The communication between device and the EMS is also important. Most of the times, this communication is done within the management network which is also reused by administrator PC’s for telnet/shh  to the devices.  The only protection at the end devices side is the password protection. The passwords should be complex enough to have alphanumeric, special characters and numbers. The password selection process is usually done based of best practices for the telnet/ssh side, however this is not the case for SNMP. Most of the time we will face “easy  to guess” SNMP community strings that can be cracked in a brute force attack. We also face SNMP SET enabled on devices where there is no reason for it, creating another  serious vulnerability.

Another  thing to consider is the management networks. In especially big organizations, management activities are outsourced to different 3PP entities.  The admin PC’s in these entities VPN to the management network to set-up/manage end devices. Since these PC’s are not subject to the companies end user security policy rules, this could be a possible backdoor for bots or hackers to the internal information.

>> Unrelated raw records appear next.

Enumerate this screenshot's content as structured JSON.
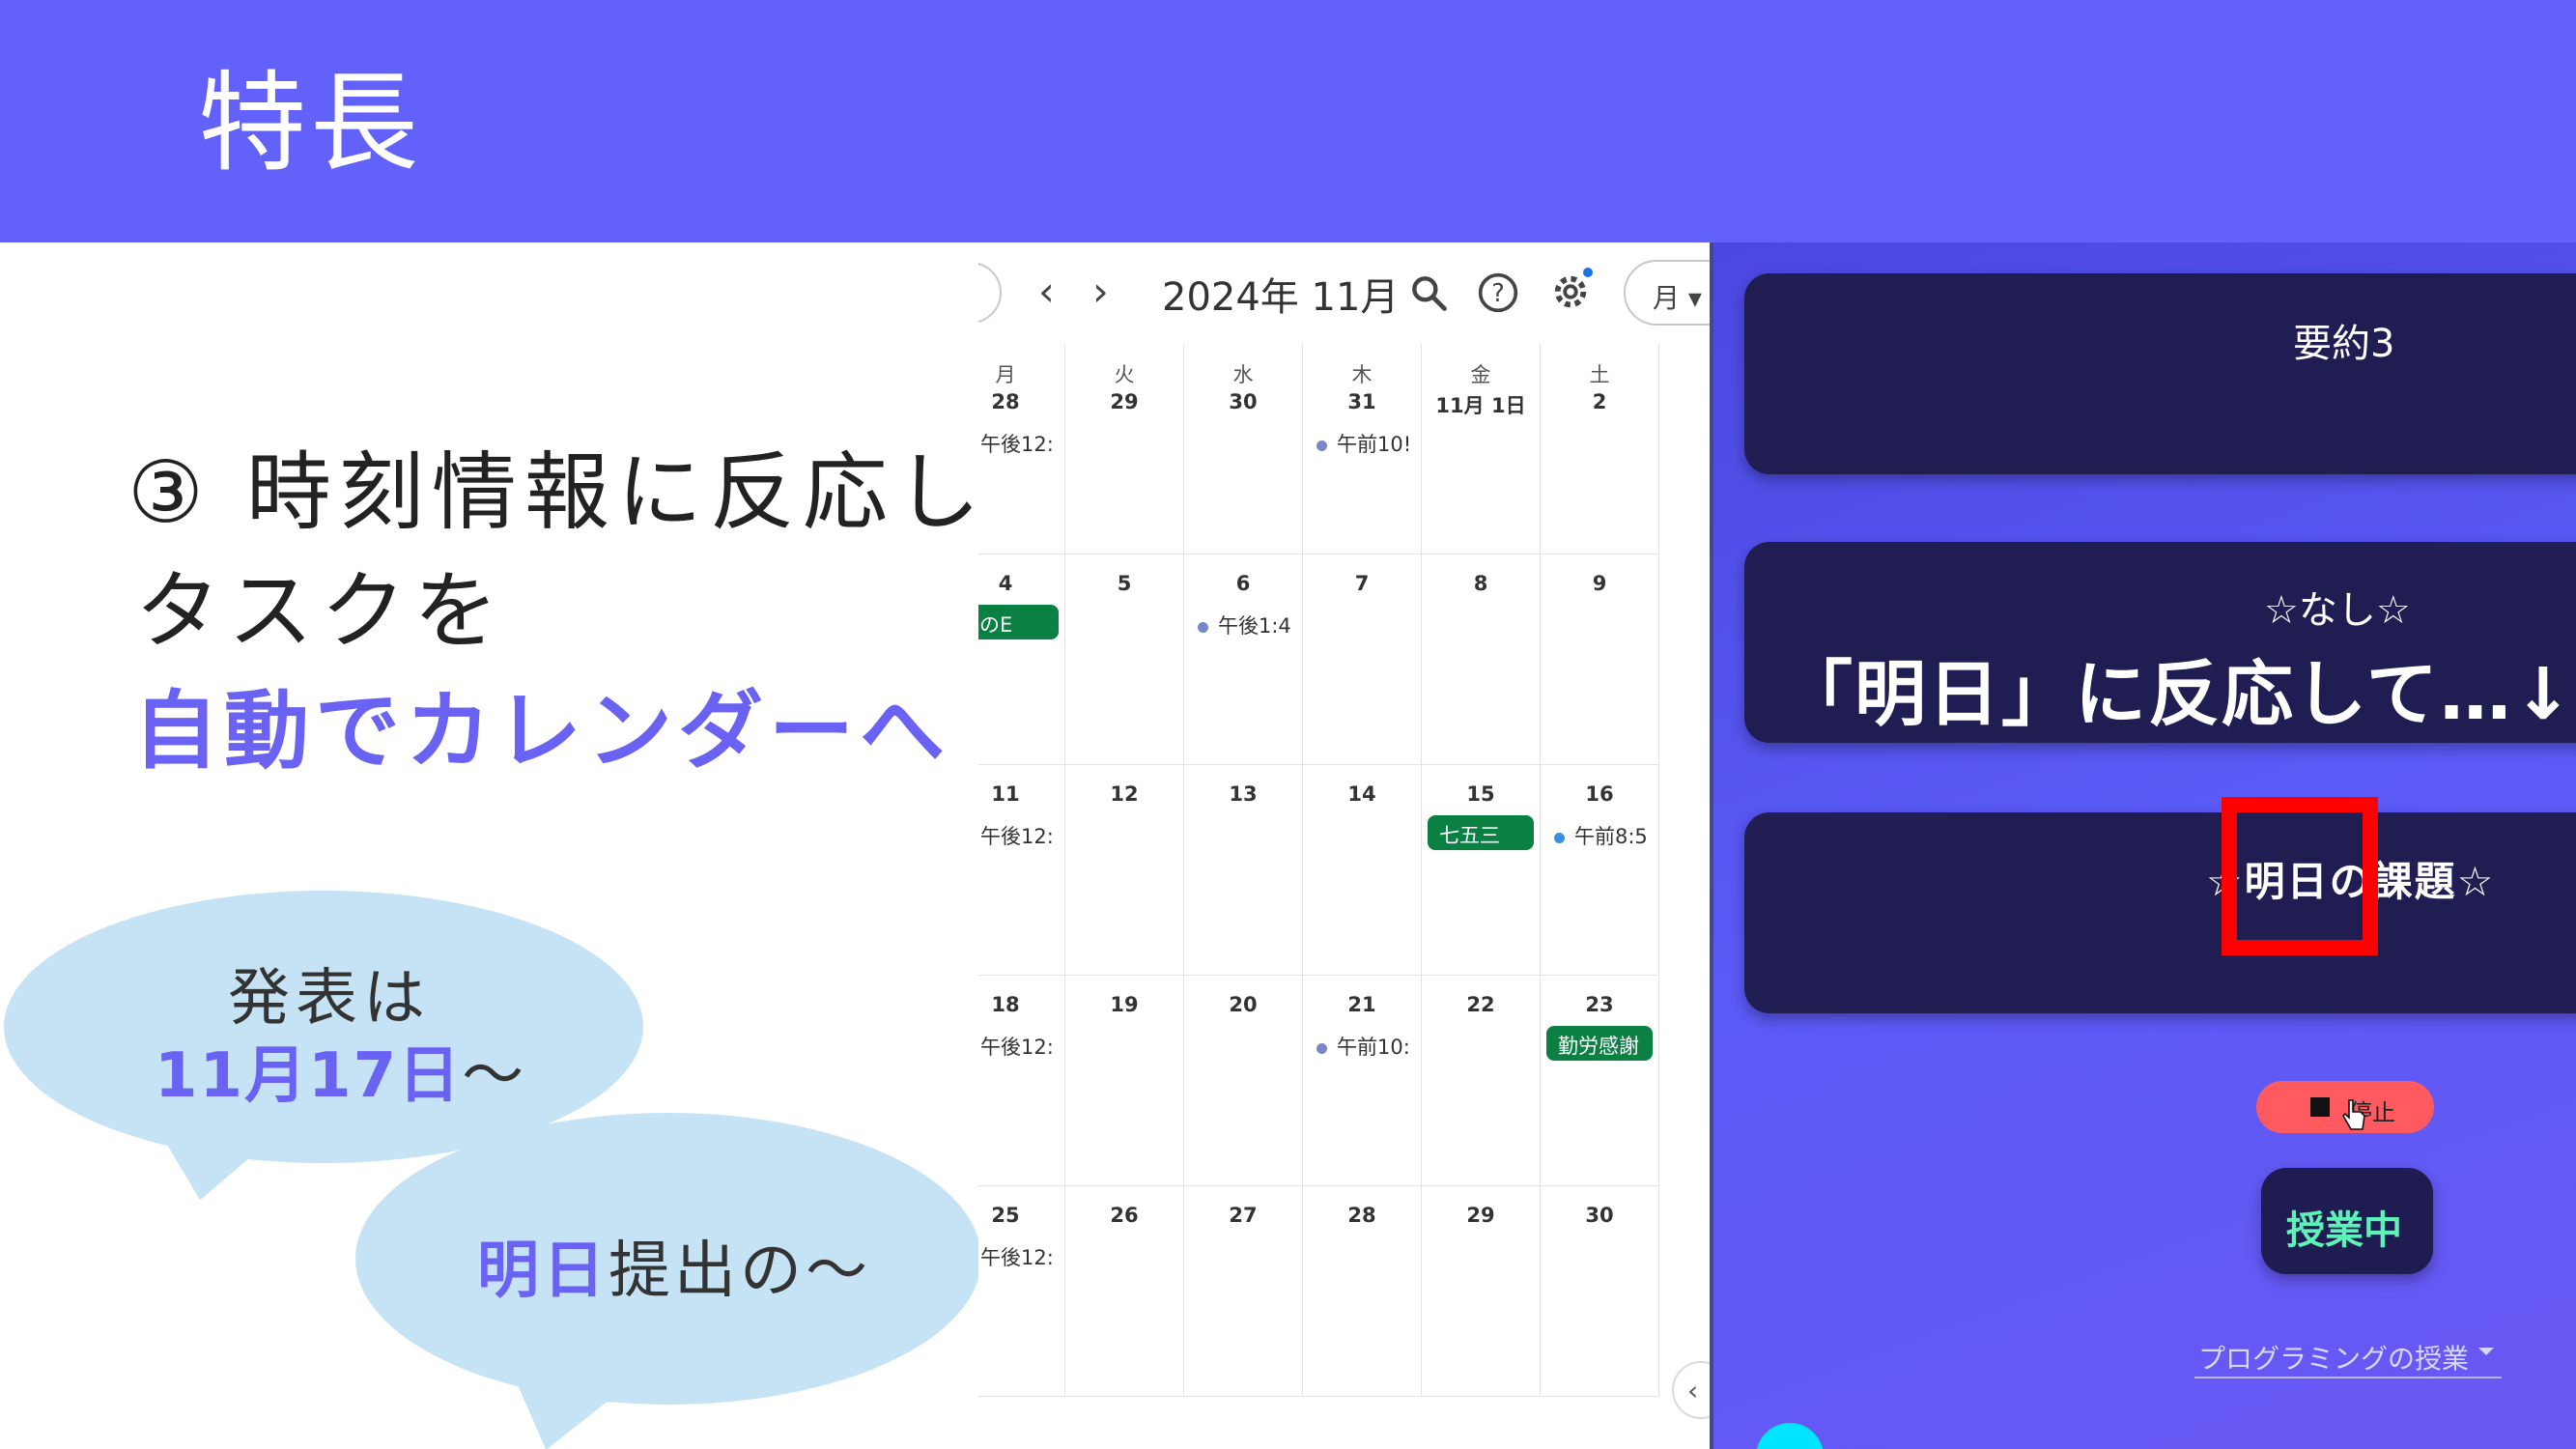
{
  "slide": {
    "title": "特長",
    "line1": "③ 時刻情報に反応し、",
    "line2": "タスクを",
    "line3": "自動でカレンダーへ",
    "bubble1": {
      "top": "発表は",
      "date": "11月17日",
      "suffix": "〜"
    },
    "bubble2": {
      "highlight": "明日",
      "rest": "提出の〜"
    }
  },
  "calendar": {
    "prev": "‹",
    "next": "›",
    "month": "2024年 11月",
    "view": "月 ▾",
    "weekdays": [
      "月",
      "火",
      "水",
      "木",
      "金",
      "土"
    ],
    "rows": [
      [
        "28",
        "29",
        "30",
        "31",
        "11月 1日",
        "2"
      ],
      [
        "4",
        "5",
        "6",
        "7",
        "8",
        "9"
      ],
      [
        "11",
        "12",
        "13",
        "14",
        "15",
        "16"
      ],
      [
        "18",
        "19",
        "20",
        "21",
        "22",
        "23"
      ],
      [
        "25",
        "26",
        "27",
        "28",
        "29",
        "30"
      ]
    ],
    "events": {
      "r0c0": "午後12:",
      "r0c3": "午前10!",
      "r1c0": "文化のE",
      "r1c2": "午後1:4",
      "r2c0": "午後12:",
      "r2c4": "七五三",
      "r2c5": "午前8:5",
      "r3c0": "午後12:",
      "r3c3": "午前10:",
      "r3c5": "勤労感謝",
      "r4c0": "午後12:"
    },
    "collapse": "‹",
    "colors": {
      "event_dot": "#7986cb",
      "holiday_chip": "#0b8043"
    }
  },
  "app": {
    "card1": "要約3",
    "card2_sub": "☆なし☆",
    "card2_main": "「明日」に反応して…↓",
    "card3": "☆明日の課題☆",
    "stop": "停止",
    "status": "授業中",
    "course": "プログラミングの授業",
    "colors": {
      "highlight_box": "#ff0000",
      "status_text": "#5ef2b8"
    }
  }
}
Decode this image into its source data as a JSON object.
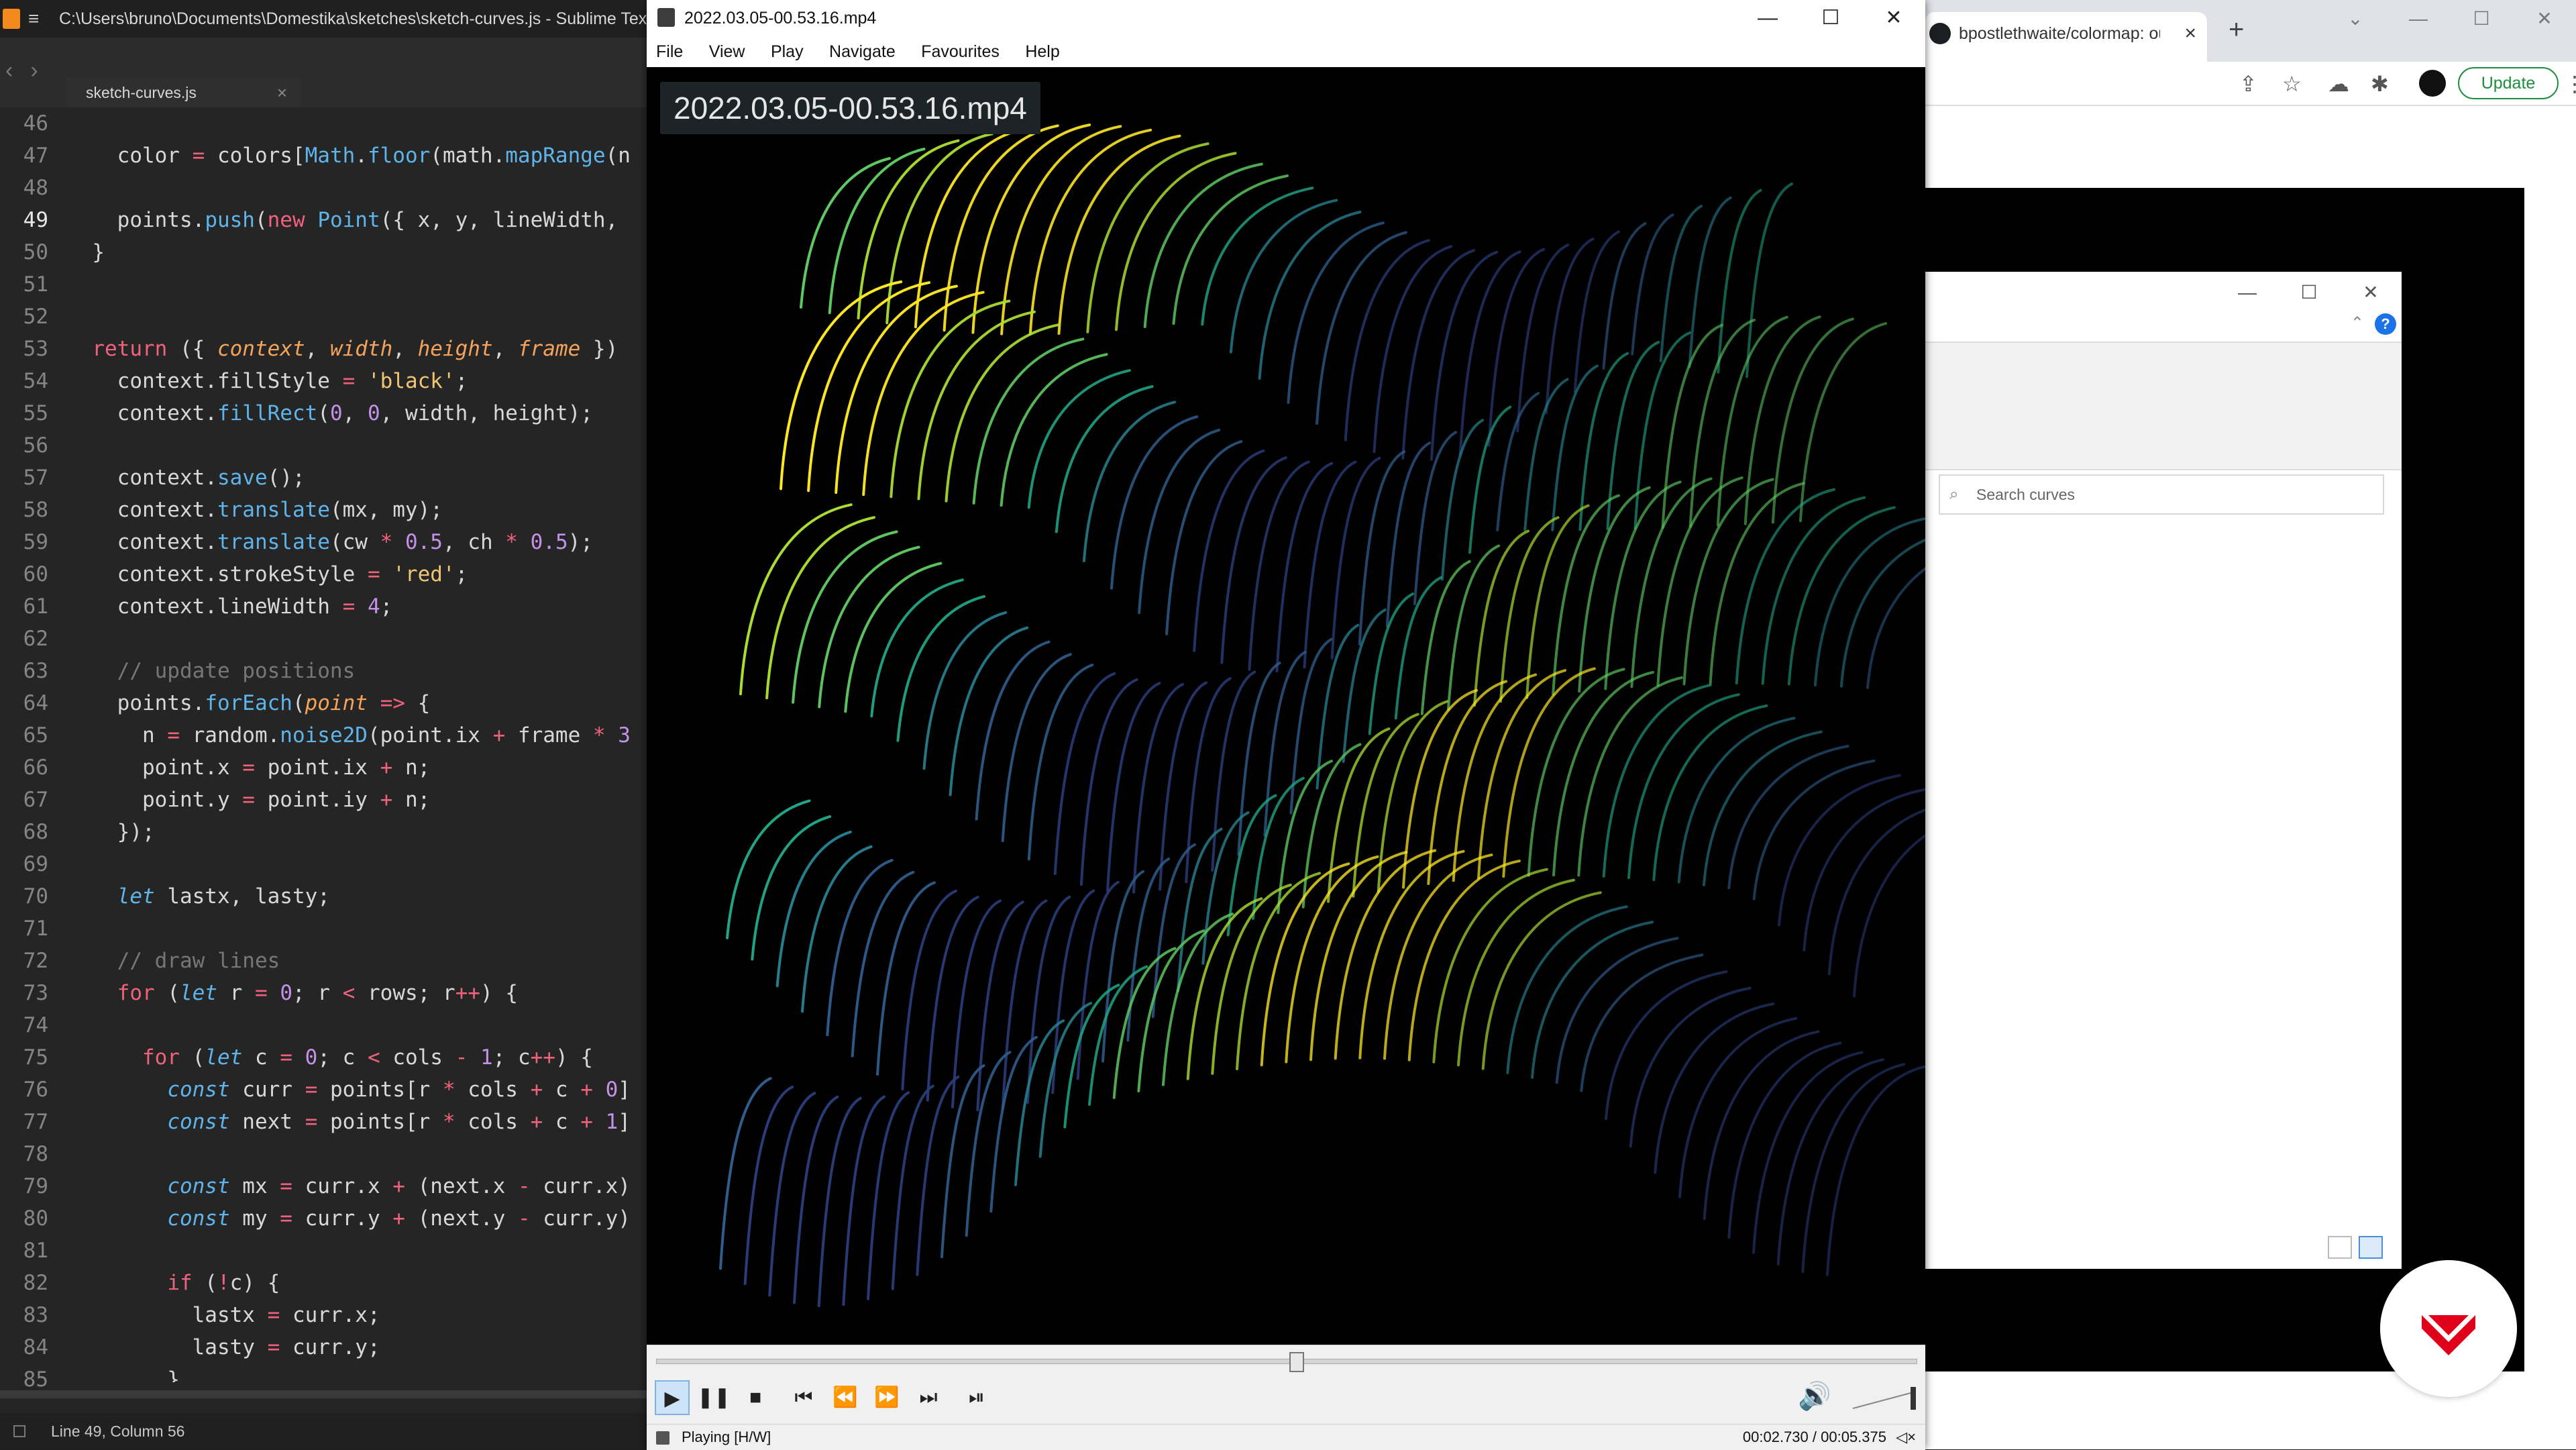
{
  "sublime": {
    "title": "C:\\Users\\bruno\\Documents\\Domestika\\sketches\\sketch-curves.js - Sublime Text",
    "tab": "sketch-curves.js",
    "status": "Line 49, Column 56",
    "current_line": 49,
    "line_numbers": [
      "46",
      "47",
      "48",
      "49",
      "50",
      "51",
      "52",
      "53",
      "54",
      "55",
      "56",
      "57",
      "58",
      "59",
      "60",
      "61",
      "62",
      "63",
      "64",
      "65",
      "66",
      "67",
      "68",
      "69",
      "70",
      "71",
      "72",
      "73",
      "74",
      "75",
      "76",
      "77",
      "78",
      "79",
      "80",
      "81",
      "82",
      "83",
      "84",
      "85"
    ]
  },
  "player": {
    "title": "2022.03.05-00.53.16.mp4",
    "menu": [
      "File",
      "View",
      "Play",
      "Navigate",
      "Favourites",
      "Help"
    ],
    "osd": "2022.03.05-00.53.16.mp4",
    "status": "Playing [H/W]",
    "time": "00:02.730 / 00:05.375",
    "progress_fraction": 0.508
  },
  "browser": {
    "tab_title": "bpostlethwaite/colormap: out",
    "update_label": "Update",
    "search_placeholder": "Search curves"
  },
  "icons": {
    "sublime": "sublime-logo-icon",
    "player": "film-icon",
    "github": "github-icon",
    "brand": "domestika-logo-icon"
  },
  "colors": {
    "editor_bg": "#252525",
    "keyword": "#f0627b",
    "function": "#5fb4ea",
    "string": "#f0c674",
    "number": "#c492e8",
    "comment": "#777777",
    "brand": "#e1001a",
    "update_green": "#1e8e3e"
  }
}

We should always keep in mind the security implications of changes in our OSS infrastructure. We should apply security policies for accessing these systems and keep scheduled security scans for new or possible vulnerabilities. We should protect our management networks, especially it is shared by multiple companies. The management networks should be logically segmented by Service Activation/Resource Provisioning tools. The Access logs should always be collected, and correlated in a central location and reviewed by security personnel.

The OSS security is becoming more important as we utilize more “open” interfaces for management and reporting. Since they are “open”, everybody including the hackers will know how to reach the information. As long as we apply the necessary security controls, we can continue enjoying the interoperability and flexibility that has been delivered by standard OSS interfaces.